**INFORMATION PROVIDED:**

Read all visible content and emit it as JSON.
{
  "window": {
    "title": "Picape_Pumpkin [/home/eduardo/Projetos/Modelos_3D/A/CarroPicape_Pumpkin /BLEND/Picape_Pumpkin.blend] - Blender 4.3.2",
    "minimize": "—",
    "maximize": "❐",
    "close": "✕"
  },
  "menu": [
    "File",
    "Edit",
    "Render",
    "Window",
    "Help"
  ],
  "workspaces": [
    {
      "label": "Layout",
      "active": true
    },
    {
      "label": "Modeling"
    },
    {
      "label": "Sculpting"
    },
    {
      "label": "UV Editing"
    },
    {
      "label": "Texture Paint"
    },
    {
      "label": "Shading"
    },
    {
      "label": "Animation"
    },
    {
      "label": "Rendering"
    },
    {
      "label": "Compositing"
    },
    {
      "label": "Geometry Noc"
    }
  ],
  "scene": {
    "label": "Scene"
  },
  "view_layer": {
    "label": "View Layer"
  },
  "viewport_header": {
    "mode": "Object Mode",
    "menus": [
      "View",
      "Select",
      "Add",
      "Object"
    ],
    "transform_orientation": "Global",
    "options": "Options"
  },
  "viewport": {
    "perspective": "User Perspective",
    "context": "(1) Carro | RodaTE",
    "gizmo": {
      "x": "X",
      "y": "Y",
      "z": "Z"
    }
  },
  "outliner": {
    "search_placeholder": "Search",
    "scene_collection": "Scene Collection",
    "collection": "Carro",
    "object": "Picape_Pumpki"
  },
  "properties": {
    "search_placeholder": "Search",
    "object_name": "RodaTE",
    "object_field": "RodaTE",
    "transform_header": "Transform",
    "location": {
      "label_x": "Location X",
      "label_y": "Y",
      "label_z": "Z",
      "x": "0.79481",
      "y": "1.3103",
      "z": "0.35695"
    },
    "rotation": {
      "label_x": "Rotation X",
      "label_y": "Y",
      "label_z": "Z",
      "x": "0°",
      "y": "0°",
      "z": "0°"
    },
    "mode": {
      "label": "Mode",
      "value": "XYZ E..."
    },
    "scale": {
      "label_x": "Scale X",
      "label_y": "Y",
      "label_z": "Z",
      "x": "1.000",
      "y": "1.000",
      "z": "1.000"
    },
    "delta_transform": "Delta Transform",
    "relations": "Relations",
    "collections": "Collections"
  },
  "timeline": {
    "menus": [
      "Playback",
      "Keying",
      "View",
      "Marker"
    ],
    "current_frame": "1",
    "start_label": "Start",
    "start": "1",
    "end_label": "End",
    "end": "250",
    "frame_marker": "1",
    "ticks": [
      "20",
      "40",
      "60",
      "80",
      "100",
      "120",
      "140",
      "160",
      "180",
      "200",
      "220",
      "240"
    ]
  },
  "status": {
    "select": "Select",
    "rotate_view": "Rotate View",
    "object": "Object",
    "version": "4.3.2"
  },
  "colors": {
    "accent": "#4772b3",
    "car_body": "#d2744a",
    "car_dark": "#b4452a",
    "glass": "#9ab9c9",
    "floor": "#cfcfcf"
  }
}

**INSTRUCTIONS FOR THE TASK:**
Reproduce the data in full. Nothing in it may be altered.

**RESPONSE TO THIS TASK:**
Read all visible content and emit it as JSON.
{
  "window": {
    "title": "Picape_Pumpkin [/home/eduardo/Projetos/Modelos_3D/A/CarroPicape_Pumpkin /BLEND/Picape_Pumpkin.blend] - Blender 4.3.2",
    "minimize": "—",
    "maximize": "❐",
    "close": "✕"
  },
  "menu": [
    "File",
    "Edit",
    "Render",
    "Window",
    "Help"
  ],
  "workspaces": [
    {
      "label": "Layout",
      "active": true
    },
    {
      "label": "Modeling"
    },
    {
      "label": "Sculpting"
    },
    {
      "label": "UV Editing"
    },
    {
      "label": "Texture Paint"
    },
    {
      "label": "Shading"
    },
    {
      "label": "Animation"
    },
    {
      "label": "Rendering"
    },
    {
      "label": "Compositing"
    },
    {
      "label": "Geometry Noc"
    }
  ],
  "scene": {
    "label": "Scene"
  },
  "view_layer": {
    "label": "View Layer"
  },
  "viewport_header": {
    "mode": "Object Mode",
    "menus": [
      "View",
      "Select",
      "Add",
      "Object"
    ],
    "transform_orientation": "Global",
    "options": "Options"
  },
  "viewport": {
    "perspective": "User Perspective",
    "context": "(1) Carro | RodaTE",
    "gizmo": {
      "x": "X",
      "y": "Y",
      "z": "Z"
    }
  },
  "outliner": {
    "search_placeholder": "Search",
    "scene_collection": "Scene Collection",
    "collection": "Carro",
    "object": "Picape_Pumpki"
  },
  "properties": {
    "search_placeholder": "Search",
    "object_name": "RodaTE",
    "object_field": "RodaTE",
    "transform_header": "Transform",
    "location": {
      "label_x": "Location X",
      "label_y": "Y",
      "label_z": "Z",
      "x": "0.79481",
      "y": "1.3103",
      "z": "0.35695"
    },
    "rotation": {
      "label_x": "Rotation X",
      "label_y": "Y",
      "label_z": "Z",
      "x": "0°",
      "y": "0°",
      "z": "0°"
    },
    "mode": {
      "label": "Mode",
      "value": "XYZ E..."
    },
    "scale": {
      "label_x": "Scale X",
      "label_y": "Y",
      "label_z": "Z",
      "x": "1.000",
      "y": "1.000",
      "z": "1.000"
    },
    "delta_transform": "Delta Transform",
    "relations": "Relations",
    "collections": "Collections"
  },
  "timeline": {
    "menus": [
      "Playback",
      "Keying",
      "View",
      "Marker"
    ],
    "current_frame": "1",
    "start_label": "Start",
    "start": "1",
    "end_label": "End",
    "end": "250",
    "frame_marker": "1",
    "ticks": [
      "20",
      "40",
      "60",
      "80",
      "100",
      "120",
      "140",
      "160",
      "180",
      "200",
      "220",
      "240"
    ]
  },
  "status": {
    "select": "Select",
    "rotate_view": "Rotate View",
    "object": "Object",
    "version": "4.3.2"
  },
  "colors": {
    "accent": "#4772b3",
    "car_body": "#d2744a",
    "car_dark": "#b4452a",
    "glass": "#9ab9c9",
    "floor": "#cfcfcf"
  }
}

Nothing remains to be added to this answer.